Monday, October 04, 2004

Rough Notes on Salman Rushdie's First Lecture "Proteus"

When he speaks, Rushdie shows the same fondness for digression that he shows in his novels. For someone with Rushdie's wit, though, these digressions are mostly a good thing. Even Rushdie occasionally seems in love with his own cleverness, though, as I was reminded when he stated the pedestrian and trite fact that "Play it again, Sam" is never said in Casablanca.

I mention the digressions because he opened with about 25 minutes of digressions. The body of his lecture, though, was on the Protean phenomenon of change as it applies to human beings. These changes create a self that has little or no constancy, so the idea of a self is itself problematic. Rushdie is not breaking new ground here, but his delivery of this idea and the accompanying illustrations were interesting.

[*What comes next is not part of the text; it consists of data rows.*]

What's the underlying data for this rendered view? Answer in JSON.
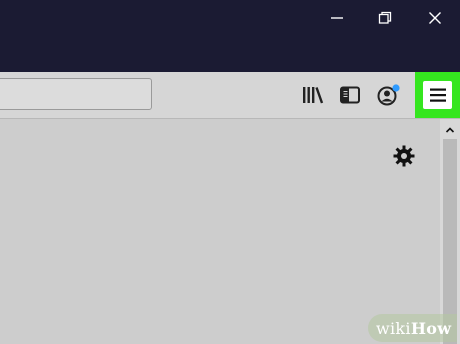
{
  "window_controls": {
    "minimize_icon": "minimize-icon",
    "restore_icon": "restore-icon",
    "close_icon": "close-icon"
  },
  "toolbar": {
    "address_bar_value": "",
    "icons": [
      "library-icon",
      "sidebar-icon",
      "account-icon",
      "hamburger-menu-icon"
    ],
    "account_badge_color": "#2f9bff",
    "menu_highlight_color": "#35e61f"
  },
  "content": {
    "settings_icon": "gear-icon",
    "scroll_up_icon": "chevron-up-icon"
  },
  "watermark": {
    "part1": "wiki",
    "part2": "How"
  },
  "colors": {
    "titlebar": "#1b1b33",
    "toolbar": "#d6d6d6",
    "content": "#cdcdcd"
  }
}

According to Rushdie, the self's changes occur because life isn't "realistic" inasmuch as one's life is jarred by implausible surprises. Rushdie defended the surreal and magical touches in his novels by stating his need to incorporate these strange, surreal, uncomfortable shocks that shatter (and perhaps deconstruct) one's reality. and thus change one's mental self.

He didn't specifically state that the ordinary lives of most characters in "ordinary" novels were unrealistic, but he may have been trying to make that case. Certainly, the ordinary unmagical lives of, say, Isabel Archer or Catherine Sloper aren't subject to earthquakes in the way Rushdie's characters in The Ground Beneath Her Feet are. But by the end of Portrait of a Lady and Washington Square there has been an unmistakable and irreversible shift of tectonic plates that neither Isabel nor Catherine could have foreseen.

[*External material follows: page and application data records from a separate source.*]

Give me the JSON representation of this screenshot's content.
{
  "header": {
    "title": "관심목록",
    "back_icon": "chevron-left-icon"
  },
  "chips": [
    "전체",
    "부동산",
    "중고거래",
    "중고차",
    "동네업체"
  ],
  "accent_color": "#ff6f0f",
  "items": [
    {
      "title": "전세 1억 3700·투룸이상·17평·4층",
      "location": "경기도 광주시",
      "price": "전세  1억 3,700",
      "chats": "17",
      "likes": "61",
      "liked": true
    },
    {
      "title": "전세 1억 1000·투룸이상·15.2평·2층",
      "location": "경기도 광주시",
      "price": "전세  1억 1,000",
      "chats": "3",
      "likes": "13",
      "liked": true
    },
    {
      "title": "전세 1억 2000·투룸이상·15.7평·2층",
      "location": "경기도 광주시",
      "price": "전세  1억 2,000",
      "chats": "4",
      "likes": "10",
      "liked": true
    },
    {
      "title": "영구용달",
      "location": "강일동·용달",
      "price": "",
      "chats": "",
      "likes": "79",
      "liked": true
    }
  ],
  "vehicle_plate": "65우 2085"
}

The problem that novelists face is that it's hard to be both bold and subtle in the same novel, but life is at once bold and subtle. Rushdie opts for more boldness whereas Austen adopts subtlety, evincing that both styles can lead to rich novels. Certainly both styles can also be adopted by poor writers and overextended in a manner that turns boldness into hysteria and subtlety into inertia. (Tangentially, why can't James Wood cultivate an appreciation for boldness?)

Anyhow a challenge, if some current novelist is looking for one, is to marry both styles. Any takers?

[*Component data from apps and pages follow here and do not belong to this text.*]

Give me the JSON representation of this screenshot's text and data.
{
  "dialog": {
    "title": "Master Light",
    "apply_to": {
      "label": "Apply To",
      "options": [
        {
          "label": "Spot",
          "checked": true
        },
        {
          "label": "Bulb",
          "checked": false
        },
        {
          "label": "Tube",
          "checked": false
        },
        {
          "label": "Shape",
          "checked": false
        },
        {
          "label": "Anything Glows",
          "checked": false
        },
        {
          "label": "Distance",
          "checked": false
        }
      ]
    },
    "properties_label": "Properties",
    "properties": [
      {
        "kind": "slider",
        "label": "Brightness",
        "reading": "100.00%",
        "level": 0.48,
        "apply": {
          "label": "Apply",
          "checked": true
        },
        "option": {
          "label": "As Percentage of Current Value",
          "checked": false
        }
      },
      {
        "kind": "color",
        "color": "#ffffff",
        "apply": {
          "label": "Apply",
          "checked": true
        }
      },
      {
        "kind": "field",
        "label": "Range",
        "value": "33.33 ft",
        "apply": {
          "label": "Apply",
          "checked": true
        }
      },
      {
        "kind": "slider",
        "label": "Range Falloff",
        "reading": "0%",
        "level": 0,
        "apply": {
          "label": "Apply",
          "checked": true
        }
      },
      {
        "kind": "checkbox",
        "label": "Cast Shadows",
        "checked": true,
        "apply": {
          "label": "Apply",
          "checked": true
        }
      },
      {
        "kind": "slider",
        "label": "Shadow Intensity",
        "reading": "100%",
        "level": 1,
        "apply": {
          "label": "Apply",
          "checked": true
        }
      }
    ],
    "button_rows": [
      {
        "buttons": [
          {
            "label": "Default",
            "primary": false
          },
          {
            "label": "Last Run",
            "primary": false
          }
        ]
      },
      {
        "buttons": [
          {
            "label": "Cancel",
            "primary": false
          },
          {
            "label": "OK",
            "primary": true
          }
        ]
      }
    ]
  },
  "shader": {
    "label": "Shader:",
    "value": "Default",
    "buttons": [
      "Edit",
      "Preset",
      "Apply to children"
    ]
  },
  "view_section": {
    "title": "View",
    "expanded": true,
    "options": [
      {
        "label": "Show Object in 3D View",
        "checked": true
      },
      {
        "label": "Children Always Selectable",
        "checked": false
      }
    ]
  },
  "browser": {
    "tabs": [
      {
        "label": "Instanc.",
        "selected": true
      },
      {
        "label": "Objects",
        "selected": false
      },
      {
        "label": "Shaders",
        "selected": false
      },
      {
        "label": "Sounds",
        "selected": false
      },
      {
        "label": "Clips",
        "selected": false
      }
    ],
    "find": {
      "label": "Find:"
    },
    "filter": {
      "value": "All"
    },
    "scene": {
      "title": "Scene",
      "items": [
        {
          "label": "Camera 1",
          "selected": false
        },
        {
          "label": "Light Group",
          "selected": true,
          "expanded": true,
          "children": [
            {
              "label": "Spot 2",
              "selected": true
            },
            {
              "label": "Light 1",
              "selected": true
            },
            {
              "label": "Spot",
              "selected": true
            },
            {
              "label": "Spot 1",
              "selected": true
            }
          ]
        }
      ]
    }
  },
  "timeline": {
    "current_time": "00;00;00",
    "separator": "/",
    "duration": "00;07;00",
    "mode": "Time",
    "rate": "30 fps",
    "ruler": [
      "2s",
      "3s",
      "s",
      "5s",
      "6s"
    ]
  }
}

A Political Footnote
Rushdie slid in a clever pun on the word "bushes," which went over swimmingly with the audience. But this is the same Rushdie who wrote a poem and novel prior to the 2000 election claiming that George W. Bush and Al Gore were the same. Now I realize this was a common opinion then but there was plenty of evidence pre-election that they weren't the same -- see Bush's record as governor or the Texas Republican party platform -- so I think the uninformed and irresponsible but oh-so-clever editorializing of Rushdie (among others) is partly to blame for unenthusiastic support for Gore. Not everyone learns from history, though, and this election has seen innumerable people complain that both George W. Bush and John Kerry were children of privilege who went to Yale, so they must be just a dime of difference between them. Thus a lazy, conventional stereotype is applied to all privileged Yale graduates by the same people who would balk at a wide stereotyping of, say, graduates of an inner-city school.

Another Footnote
Rushdie's lectures will be published by Harvard UP.


Post a Comment

<< Home